**YOUR TASK**:
Please, without the pictures, restate every entry exactly.
**** EXTRACTED DATA
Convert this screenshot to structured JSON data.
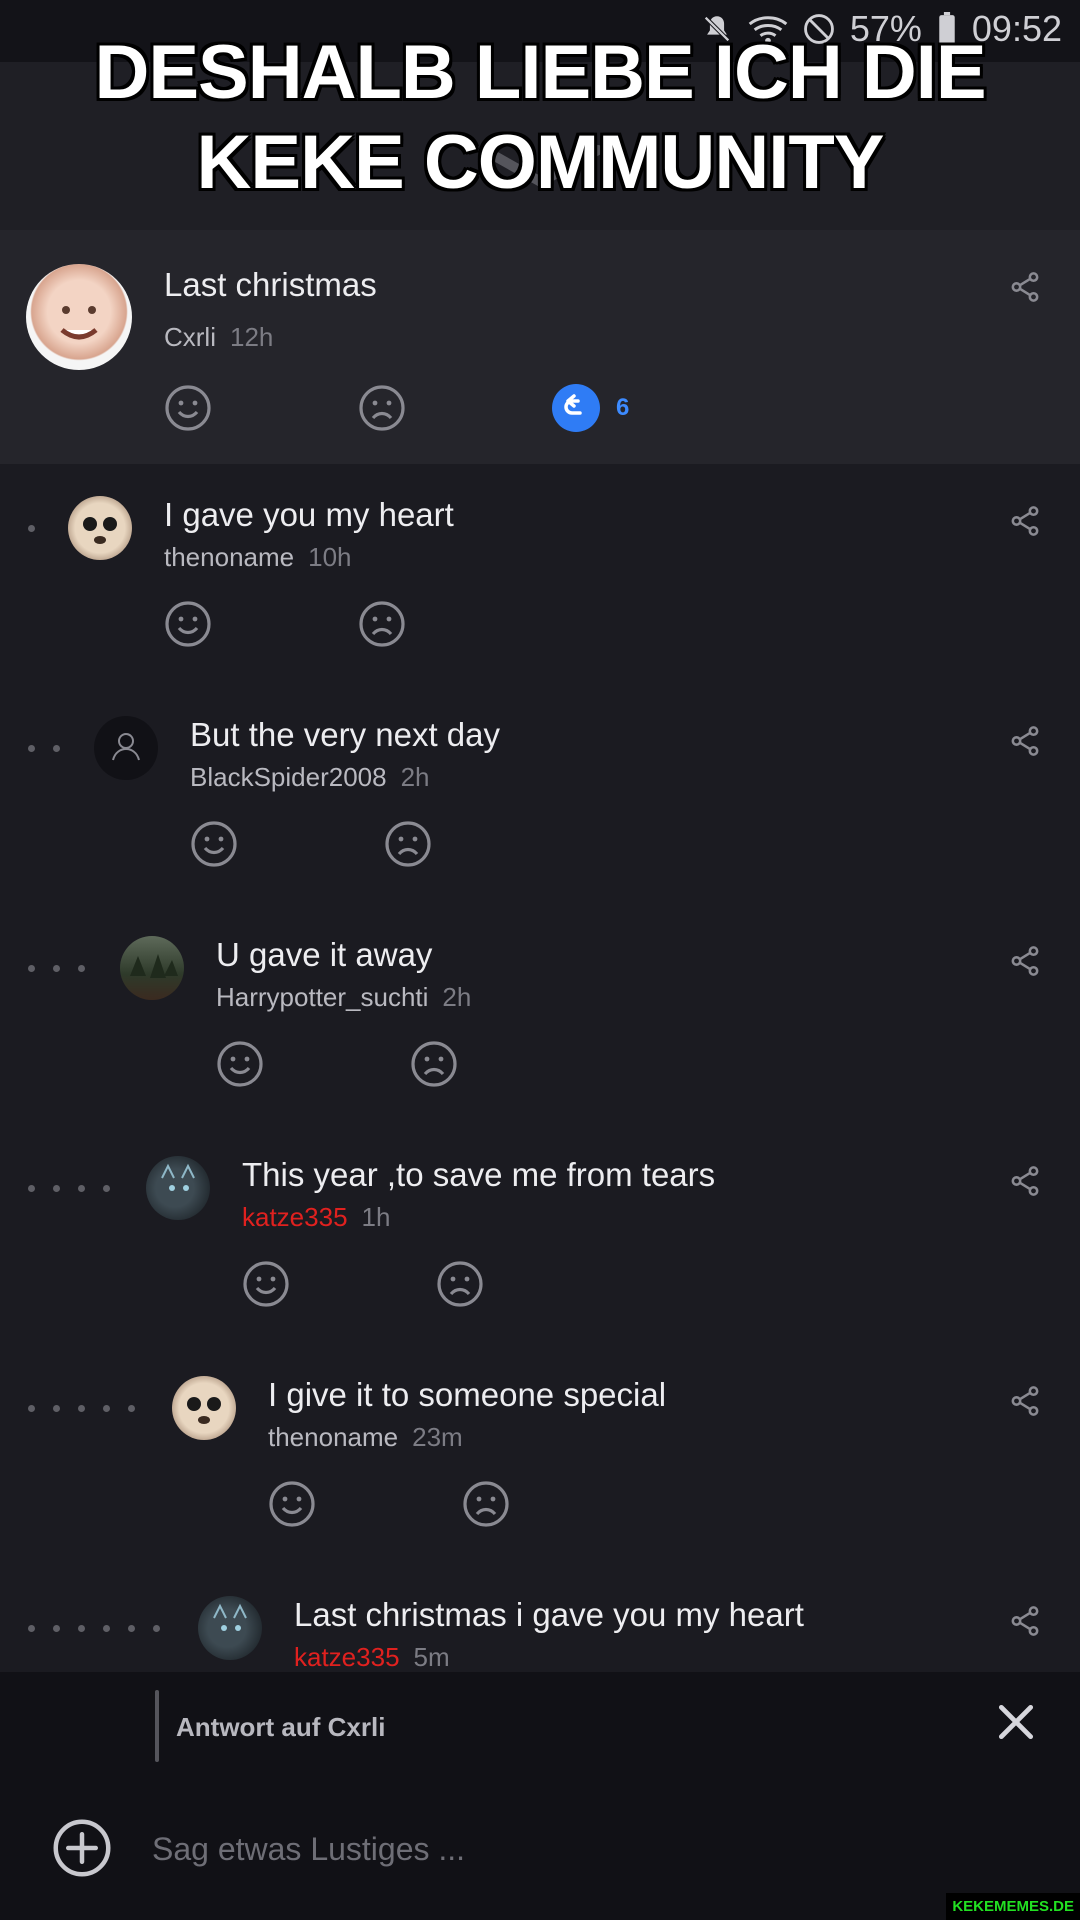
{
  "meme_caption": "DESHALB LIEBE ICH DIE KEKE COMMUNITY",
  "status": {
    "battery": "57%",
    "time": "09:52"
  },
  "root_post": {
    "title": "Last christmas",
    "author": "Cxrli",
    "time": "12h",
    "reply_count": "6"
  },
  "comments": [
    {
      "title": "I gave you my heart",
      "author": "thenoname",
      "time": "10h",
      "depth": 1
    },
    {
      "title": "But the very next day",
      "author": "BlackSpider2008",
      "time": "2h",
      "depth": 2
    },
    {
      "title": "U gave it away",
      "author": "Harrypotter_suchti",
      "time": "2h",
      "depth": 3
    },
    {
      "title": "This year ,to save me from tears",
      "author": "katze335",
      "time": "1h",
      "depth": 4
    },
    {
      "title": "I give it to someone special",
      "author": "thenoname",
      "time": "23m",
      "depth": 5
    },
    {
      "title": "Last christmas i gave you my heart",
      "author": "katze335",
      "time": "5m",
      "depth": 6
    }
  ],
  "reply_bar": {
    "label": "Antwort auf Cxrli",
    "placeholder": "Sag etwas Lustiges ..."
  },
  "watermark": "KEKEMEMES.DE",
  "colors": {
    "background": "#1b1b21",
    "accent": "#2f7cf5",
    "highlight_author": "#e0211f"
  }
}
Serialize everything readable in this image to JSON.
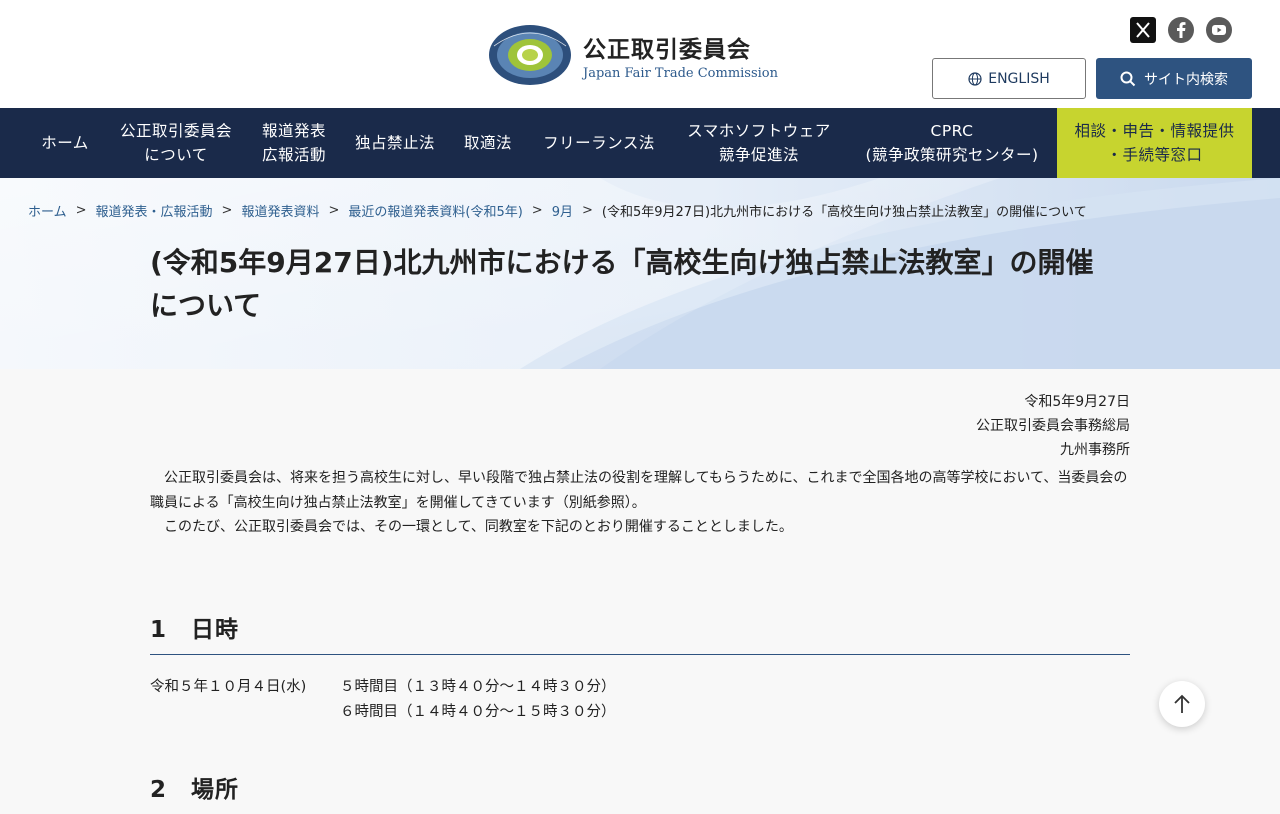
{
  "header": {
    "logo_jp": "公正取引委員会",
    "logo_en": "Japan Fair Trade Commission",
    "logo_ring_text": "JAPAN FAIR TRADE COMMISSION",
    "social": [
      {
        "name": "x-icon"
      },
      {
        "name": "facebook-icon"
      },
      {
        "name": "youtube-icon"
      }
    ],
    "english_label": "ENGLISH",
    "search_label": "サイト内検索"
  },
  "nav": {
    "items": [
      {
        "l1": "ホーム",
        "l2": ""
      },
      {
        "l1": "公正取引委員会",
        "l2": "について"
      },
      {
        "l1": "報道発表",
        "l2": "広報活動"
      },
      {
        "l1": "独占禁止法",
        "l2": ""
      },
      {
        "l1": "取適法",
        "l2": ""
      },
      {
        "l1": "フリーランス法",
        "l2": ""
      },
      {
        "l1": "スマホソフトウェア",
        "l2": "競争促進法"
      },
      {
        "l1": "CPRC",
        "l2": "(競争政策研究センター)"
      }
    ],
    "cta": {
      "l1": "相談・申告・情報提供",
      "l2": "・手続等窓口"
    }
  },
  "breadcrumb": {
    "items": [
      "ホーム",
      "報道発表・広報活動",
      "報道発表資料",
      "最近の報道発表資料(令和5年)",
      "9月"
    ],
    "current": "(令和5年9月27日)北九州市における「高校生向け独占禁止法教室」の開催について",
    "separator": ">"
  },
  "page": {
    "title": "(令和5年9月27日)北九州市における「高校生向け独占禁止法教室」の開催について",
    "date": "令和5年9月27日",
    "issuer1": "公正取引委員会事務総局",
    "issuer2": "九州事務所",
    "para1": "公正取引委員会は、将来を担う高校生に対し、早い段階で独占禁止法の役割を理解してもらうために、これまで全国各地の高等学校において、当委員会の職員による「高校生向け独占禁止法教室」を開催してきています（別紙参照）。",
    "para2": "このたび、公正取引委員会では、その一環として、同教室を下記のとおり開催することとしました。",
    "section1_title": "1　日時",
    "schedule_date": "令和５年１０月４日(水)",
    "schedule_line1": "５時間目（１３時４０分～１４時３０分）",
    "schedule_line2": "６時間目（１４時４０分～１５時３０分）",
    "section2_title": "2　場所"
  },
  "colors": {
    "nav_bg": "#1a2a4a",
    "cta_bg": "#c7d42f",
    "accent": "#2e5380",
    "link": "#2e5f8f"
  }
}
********
**EXPECTED ANSWER**:
Convert this screenshot to structured JSON data.
{
  "meme_caption": "DESHALB LIEBE ICH DIE KEKE COMMUNITY",
  "status": {
    "battery": "57%",
    "time": "09:52"
  },
  "root_post": {
    "title": "Last christmas",
    "author": "Cxrli",
    "time": "12h",
    "reply_count": "6"
  },
  "comments": [
    {
      "title": "I gave you my heart",
      "author": "thenoname",
      "time": "10h",
      "depth": 1
    },
    {
      "title": "But the very next day",
      "author": "BlackSpider2008",
      "time": "2h",
      "depth": 2
    },
    {
      "title": "U gave it away",
      "author": "Harrypotter_suchti",
      "time": "2h",
      "depth": 3
    },
    {
      "title": "This year ,to save me from tears",
      "author": "katze335",
      "time": "1h",
      "depth": 4
    },
    {
      "title": "I give it to someone special",
      "author": "thenoname",
      "time": "23m",
      "depth": 5
    },
    {
      "title": "Last christmas i gave you my heart",
      "author": "katze335",
      "time": "5m",
      "depth": 6
    }
  ],
  "reply_bar": {
    "label": "Antwort auf Cxrli",
    "placeholder": "Sag etwas Lustiges ..."
  },
  "watermark": "KEKEMEMES.DE",
  "colors": {
    "background": "#1b1b21",
    "accent": "#2f7cf5",
    "highlight_author": "#e0211f"
  }
}
Serialize everything readable in this image to JSON.
{
  "header": {
    "logo_jp": "公正取引委員会",
    "logo_en": "Japan Fair Trade Commission",
    "logo_ring_text": "JAPAN FAIR TRADE COMMISSION",
    "social": [
      {
        "name": "x-icon"
      },
      {
        "name": "facebook-icon"
      },
      {
        "name": "youtube-icon"
      }
    ],
    "english_label": "ENGLISH",
    "search_label": "サイト内検索"
  },
  "nav": {
    "items": [
      {
        "l1": "ホーム",
        "l2": ""
      },
      {
        "l1": "公正取引委員会",
        "l2": "について"
      },
      {
        "l1": "報道発表",
        "l2": "広報活動"
      },
      {
        "l1": "独占禁止法",
        "l2": ""
      },
      {
        "l1": "取適法",
        "l2": ""
      },
      {
        "l1": "フリーランス法",
        "l2": ""
      },
      {
        "l1": "スマホソフトウェア",
        "l2": "競争促進法"
      },
      {
        "l1": "CPRC",
        "l2": "(競争政策研究センター)"
      }
    ],
    "cta": {
      "l1": "相談・申告・情報提供",
      "l2": "・手続等窓口"
    }
  },
  "breadcrumb": {
    "items": [
      "ホーム",
      "報道発表・広報活動",
      "報道発表資料",
      "最近の報道発表資料(令和5年)",
      "9月"
    ],
    "current": "(令和5年9月27日)北九州市における「高校生向け独占禁止法教室」の開催について",
    "separator": ">"
  },
  "page": {
    "title": "(令和5年9月27日)北九州市における「高校生向け独占禁止法教室」の開催について",
    "date": "令和5年9月27日",
    "issuer1": "公正取引委員会事務総局",
    "issuer2": "九州事務所",
    "para1": "公正取引委員会は、将来を担う高校生に対し、早い段階で独占禁止法の役割を理解してもらうために、これまで全国各地の高等学校において、当委員会の職員による「高校生向け独占禁止法教室」を開催してきています（別紙参照）。",
    "para2": "このたび、公正取引委員会では、その一環として、同教室を下記のとおり開催することとしました。",
    "section1_title": "1　日時",
    "schedule_date": "令和５年１０月４日(水)",
    "schedule_line1": "５時間目（１３時４０分～１４時３０分）",
    "schedule_line2": "６時間目（１４時４０分～１５時３０分）",
    "section2_title": "2　場所"
  },
  "colors": {
    "nav_bg": "#1a2a4a",
    "cta_bg": "#c7d42f",
    "accent": "#2e5380",
    "link": "#2e5f8f"
  }
}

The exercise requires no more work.